◆ Aim of the task ◆
Return the records below character for character.

Collected data entries:
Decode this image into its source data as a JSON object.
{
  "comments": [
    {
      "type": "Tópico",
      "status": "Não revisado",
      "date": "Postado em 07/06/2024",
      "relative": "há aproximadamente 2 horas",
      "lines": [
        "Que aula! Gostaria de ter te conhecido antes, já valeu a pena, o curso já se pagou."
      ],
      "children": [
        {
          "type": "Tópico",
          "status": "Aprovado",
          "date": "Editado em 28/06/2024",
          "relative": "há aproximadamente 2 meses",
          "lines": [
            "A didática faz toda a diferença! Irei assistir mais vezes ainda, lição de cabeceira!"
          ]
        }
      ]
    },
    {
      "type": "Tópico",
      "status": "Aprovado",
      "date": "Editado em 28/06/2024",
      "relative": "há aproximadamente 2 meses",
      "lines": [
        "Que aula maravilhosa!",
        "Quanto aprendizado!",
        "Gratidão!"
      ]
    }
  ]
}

◆ Task answer ◆
Decode this image into its source data as a JSON object.
{
  "comments": [
    {
      "type": "Tópico",
      "status": "Não revisado",
      "date": "Postado em 07/06/2024",
      "relative": "há aproximadamente 2 horas",
      "lines": [
        "Que aula! Gostaria de ter te conhecido antes, já valeu a pena, o curso já se pagou."
      ],
      "children": [
        {
          "type": "Tópico",
          "status": "Aprovado",
          "date": "Editado em 28/06/2024",
          "relative": "há aproximadamente 2 meses",
          "lines": [
            "A didática faz toda a diferença! Irei assistir mais vezes ainda, lição de cabeceira!"
          ]
        }
      ]
    },
    {
      "type": "Tópico",
      "status": "Aprovado",
      "date": "Editado em 28/06/2024",
      "relative": "há aproximadamente 2 meses",
      "lines": [
        "Que aula maravilhosa!",
        "Quanto aprendizado!",
        "Gratidão!"
      ]
    }
  ]
}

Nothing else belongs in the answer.